TAMPA, Fla. -- New York Yankeeshitters involved in testing a ball that has undergone a factory rubbing have issues with the prototype's color.
"I was asked what I thought, and I thought it was too dark," outfielder Brett Gardner said. "The ball felt the same coming off the bat. I'd just like to see the ball be a little more of a white shade so it's a little easier for the hitters to see."
The objective of the tests, conducted during spring training, is to develop a ball that eliminates the need for the umpires' room attendants to apply Delaware River mud mixed with water on about eight dozen new balls before each game. The goal is to improve the consistency of the baseballs' performance.
The league is taking feedback from players and coaches, which will be incorporated into a later version of the factory-rubbed baseballs. The commissioner's office has not yet considered whether the prototype could be tested in minor league or instructional games.
Gardner, Gary Sanchez, Greg Bird and Miguel Andujar hit the balls during part of a recent pregame batting practice session. The balls have "PROTOTYPE" stamped on the sweet spot.
"A little dark," Sanchez said through a translator. "During BP, I felt like it jumped a little more than the current ball."
The Yankees also were using standard MLB practice balls when the foursome hit.

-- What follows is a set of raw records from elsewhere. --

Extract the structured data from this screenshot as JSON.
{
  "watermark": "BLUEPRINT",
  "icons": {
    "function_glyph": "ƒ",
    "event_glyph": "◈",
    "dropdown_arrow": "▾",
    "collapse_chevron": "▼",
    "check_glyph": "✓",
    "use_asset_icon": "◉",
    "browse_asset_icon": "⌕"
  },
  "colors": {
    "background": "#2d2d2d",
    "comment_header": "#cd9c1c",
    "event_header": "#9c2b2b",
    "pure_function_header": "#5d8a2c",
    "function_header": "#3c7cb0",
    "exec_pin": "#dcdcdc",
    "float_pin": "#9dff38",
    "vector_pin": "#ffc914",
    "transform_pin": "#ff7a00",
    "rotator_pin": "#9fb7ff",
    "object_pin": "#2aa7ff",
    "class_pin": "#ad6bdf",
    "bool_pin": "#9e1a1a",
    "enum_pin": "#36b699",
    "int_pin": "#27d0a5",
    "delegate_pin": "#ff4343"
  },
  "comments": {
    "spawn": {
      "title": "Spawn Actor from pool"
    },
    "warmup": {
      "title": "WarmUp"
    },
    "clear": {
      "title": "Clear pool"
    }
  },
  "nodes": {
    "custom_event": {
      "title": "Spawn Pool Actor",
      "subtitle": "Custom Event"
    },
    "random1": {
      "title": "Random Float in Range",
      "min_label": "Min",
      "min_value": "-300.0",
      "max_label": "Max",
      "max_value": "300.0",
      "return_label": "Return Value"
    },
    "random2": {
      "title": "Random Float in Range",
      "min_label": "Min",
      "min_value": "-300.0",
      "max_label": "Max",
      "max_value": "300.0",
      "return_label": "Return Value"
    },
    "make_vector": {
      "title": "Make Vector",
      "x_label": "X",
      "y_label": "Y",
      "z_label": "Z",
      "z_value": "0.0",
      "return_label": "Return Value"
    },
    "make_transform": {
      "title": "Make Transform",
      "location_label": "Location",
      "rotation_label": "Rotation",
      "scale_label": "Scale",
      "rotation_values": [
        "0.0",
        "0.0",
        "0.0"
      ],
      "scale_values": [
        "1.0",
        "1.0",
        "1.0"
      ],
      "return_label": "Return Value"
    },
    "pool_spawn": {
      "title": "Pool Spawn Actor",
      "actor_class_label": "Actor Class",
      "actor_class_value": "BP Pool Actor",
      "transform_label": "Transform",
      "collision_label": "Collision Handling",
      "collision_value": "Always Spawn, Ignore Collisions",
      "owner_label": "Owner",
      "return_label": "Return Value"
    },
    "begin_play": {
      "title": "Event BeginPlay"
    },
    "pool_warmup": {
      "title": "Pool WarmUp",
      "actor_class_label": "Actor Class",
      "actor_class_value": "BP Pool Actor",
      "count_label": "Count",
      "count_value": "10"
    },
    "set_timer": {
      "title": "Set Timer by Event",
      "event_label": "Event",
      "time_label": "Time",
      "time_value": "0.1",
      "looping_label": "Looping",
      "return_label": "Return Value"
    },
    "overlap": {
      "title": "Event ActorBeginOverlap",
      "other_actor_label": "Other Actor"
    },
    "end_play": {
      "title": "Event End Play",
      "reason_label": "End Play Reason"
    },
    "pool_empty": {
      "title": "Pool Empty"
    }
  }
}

A 2019 spring training game ball used in a recent Yankees home game that was rubbed by hand was noticeably lighter in color.
Darkness of the balls used in games can vary from ballpark to ballpark.
Bird agreed that the prototype was too dark but said the idea of a uniformed game ball is worth exploring.
Yankees critique prototype pre-rubbed baseballs